(Web page and app entries)
= = = = = = =
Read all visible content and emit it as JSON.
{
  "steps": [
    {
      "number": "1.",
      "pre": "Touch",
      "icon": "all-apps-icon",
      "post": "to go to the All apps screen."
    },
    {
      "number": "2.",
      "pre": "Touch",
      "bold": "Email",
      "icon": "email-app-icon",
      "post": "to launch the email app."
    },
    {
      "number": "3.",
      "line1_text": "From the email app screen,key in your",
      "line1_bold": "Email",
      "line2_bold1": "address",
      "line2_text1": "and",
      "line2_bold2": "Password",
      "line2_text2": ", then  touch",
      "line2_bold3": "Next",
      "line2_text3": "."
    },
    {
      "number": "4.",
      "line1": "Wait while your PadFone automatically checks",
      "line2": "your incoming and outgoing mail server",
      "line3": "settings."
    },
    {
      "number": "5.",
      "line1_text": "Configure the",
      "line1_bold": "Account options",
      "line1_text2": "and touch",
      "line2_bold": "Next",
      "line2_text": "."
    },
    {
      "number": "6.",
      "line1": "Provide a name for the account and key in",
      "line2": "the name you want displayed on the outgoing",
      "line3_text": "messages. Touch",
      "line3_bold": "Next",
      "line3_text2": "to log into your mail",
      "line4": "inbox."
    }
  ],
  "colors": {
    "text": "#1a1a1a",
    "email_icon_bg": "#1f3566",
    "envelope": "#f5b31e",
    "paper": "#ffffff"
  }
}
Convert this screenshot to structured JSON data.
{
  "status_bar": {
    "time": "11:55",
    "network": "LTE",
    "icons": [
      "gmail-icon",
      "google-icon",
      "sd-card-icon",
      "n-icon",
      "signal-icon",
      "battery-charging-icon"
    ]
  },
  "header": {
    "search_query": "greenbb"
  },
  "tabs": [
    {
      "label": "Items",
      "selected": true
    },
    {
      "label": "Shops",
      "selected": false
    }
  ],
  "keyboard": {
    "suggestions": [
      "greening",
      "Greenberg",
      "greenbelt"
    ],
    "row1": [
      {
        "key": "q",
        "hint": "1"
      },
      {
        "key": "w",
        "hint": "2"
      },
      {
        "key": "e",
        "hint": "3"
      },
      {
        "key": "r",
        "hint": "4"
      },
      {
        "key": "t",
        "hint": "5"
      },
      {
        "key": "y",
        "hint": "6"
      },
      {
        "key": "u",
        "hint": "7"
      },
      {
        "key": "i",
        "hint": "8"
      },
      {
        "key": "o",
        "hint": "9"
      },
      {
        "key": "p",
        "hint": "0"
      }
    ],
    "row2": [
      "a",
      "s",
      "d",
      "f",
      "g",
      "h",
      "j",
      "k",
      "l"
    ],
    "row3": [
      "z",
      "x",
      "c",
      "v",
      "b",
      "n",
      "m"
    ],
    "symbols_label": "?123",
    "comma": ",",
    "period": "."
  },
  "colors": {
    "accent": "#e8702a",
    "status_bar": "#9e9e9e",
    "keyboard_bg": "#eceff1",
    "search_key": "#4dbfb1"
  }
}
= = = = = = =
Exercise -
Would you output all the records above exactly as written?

Exercise answer -
Read all visible content and emit it as JSON.
{
  "steps": [
    {
      "number": "1.",
      "pre": "Touch",
      "icon": "all-apps-icon",
      "post": "to go to the All apps screen."
    },
    {
      "number": "2.",
      "pre": "Touch",
      "bold": "Email",
      "icon": "email-app-icon",
      "post": "to launch the email app."
    },
    {
      "number": "3.",
      "line1_text": "From the email app screen,key in your",
      "line1_bold": "Email",
      "line2_bold1": "address",
      "line2_text1": "and",
      "line2_bold2": "Password",
      "line2_text2": ", then  touch",
      "line2_bold3": "Next",
      "line2_text3": "."
    },
    {
      "number": "4.",
      "line1": "Wait while your PadFone automatically checks",
      "line2": "your incoming and outgoing mail server",
      "line3": "settings."
    },
    {
      "number": "5.",
      "line1_text": "Configure the",
      "line1_bold": "Account options",
      "line1_text2": "and touch",
      "line2_bold": "Next",
      "line2_text": "."
    },
    {
      "number": "6.",
      "line1": "Provide a name for the account and key in",
      "line2": "the name you want displayed on the outgoing",
      "line3_text": "messages. Touch",
      "line3_bold": "Next",
      "line3_text2": "to log into your mail",
      "line4": "inbox."
    }
  ],
  "colors": {
    "text": "#1a1a1a",
    "email_icon_bg": "#1f3566",
    "envelope": "#f5b31e",
    "paper": "#ffffff"
  }
}
Convert this screenshot to structured JSON data.
{
  "status_bar": {
    "time": "11:55",
    "network": "LTE",
    "icons": [
      "gmail-icon",
      "google-icon",
      "sd-card-icon",
      "n-icon",
      "signal-icon",
      "battery-charging-icon"
    ]
  },
  "header": {
    "search_query": "greenbb"
  },
  "tabs": [
    {
      "label": "Items",
      "selected": true
    },
    {
      "label": "Shops",
      "selected": false
    }
  ],
  "keyboard": {
    "suggestions": [
      "greening",
      "Greenberg",
      "greenbelt"
    ],
    "row1": [
      {
        "key": "q",
        "hint": "1"
      },
      {
        "key": "w",
        "hint": "2"
      },
      {
        "key": "e",
        "hint": "3"
      },
      {
        "key": "r",
        "hint": "4"
      },
      {
        "key": "t",
        "hint": "5"
      },
      {
        "key": "y",
        "hint": "6"
      },
      {
        "key": "u",
        "hint": "7"
      },
      {
        "key": "i",
        "hint": "8"
      },
      {
        "key": "o",
        "hint": "9"
      },
      {
        "key": "p",
        "hint": "0"
      }
    ],
    "row2": [
      "a",
      "s",
      "d",
      "f",
      "g",
      "h",
      "j",
      "k",
      "l"
    ],
    "row3": [
      "z",
      "x",
      "c",
      "v",
      "b",
      "n",
      "m"
    ],
    "symbols_label": "?123",
    "comma": ",",
    "period": "."
  },
  "colors": {
    "accent": "#e8702a",
    "status_bar": "#9e9e9e",
    "keyboard_bg": "#eceff1",
    "search_key": "#4dbfb1"
  }
}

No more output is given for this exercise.